What is needed is a copy of each line in the listing that contains "time".

=== Begin Enclosure ===

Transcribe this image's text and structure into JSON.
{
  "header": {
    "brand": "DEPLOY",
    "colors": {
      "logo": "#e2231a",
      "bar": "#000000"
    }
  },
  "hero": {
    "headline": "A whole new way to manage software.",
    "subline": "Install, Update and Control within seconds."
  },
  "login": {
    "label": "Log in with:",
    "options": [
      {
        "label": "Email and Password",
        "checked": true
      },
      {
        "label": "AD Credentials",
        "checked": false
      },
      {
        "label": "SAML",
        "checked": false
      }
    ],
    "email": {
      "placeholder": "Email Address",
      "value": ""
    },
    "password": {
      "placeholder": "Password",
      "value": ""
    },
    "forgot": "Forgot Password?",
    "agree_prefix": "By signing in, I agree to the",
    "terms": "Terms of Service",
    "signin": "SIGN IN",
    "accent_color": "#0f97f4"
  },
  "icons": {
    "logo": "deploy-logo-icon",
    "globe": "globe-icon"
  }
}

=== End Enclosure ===
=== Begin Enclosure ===

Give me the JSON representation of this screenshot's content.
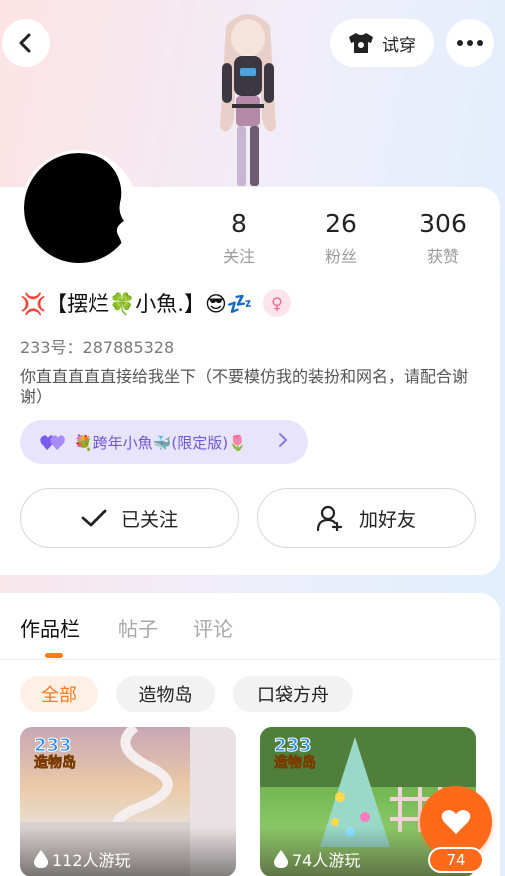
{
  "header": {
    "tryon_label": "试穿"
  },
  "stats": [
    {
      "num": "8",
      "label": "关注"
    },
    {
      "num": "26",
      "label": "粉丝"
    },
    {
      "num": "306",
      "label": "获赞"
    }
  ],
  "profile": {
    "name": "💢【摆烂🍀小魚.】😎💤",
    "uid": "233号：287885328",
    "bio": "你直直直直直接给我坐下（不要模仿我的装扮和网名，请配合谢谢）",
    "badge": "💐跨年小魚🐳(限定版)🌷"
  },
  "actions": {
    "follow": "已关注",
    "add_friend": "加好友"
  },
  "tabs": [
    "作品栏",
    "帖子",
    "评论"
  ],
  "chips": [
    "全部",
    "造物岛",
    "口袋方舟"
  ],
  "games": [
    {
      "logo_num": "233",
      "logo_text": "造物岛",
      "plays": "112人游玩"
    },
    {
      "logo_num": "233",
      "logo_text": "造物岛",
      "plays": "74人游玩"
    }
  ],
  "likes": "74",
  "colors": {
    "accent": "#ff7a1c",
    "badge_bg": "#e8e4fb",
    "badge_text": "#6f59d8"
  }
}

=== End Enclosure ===
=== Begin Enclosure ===

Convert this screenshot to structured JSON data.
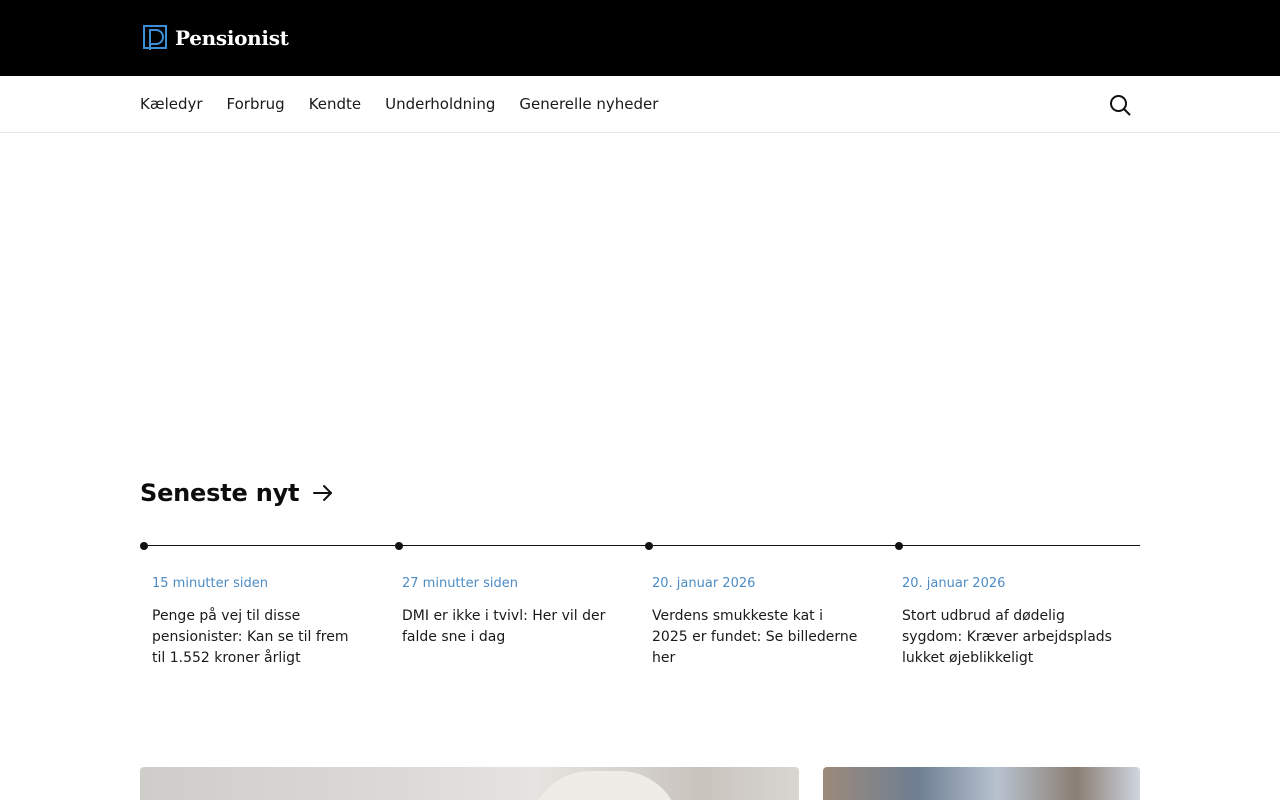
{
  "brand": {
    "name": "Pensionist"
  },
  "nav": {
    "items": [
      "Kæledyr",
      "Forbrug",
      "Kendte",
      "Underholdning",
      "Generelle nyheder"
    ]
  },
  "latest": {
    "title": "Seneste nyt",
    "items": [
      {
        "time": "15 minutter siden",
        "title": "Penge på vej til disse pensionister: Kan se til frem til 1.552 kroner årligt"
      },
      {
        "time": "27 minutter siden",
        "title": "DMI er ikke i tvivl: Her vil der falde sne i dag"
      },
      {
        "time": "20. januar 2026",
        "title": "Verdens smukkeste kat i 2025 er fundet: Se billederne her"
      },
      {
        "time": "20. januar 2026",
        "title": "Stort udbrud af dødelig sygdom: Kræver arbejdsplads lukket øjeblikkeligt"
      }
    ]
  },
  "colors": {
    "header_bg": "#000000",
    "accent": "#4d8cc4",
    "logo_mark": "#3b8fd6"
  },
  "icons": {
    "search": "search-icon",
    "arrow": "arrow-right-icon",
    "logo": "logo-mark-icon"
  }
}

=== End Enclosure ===

▶ _COMPLETED EXERCISE_
        "time": "15 minutter siden",
        "time": "27 minutter siden",
        "time": "20. januar 2026",
        "time": "20. januar 2026",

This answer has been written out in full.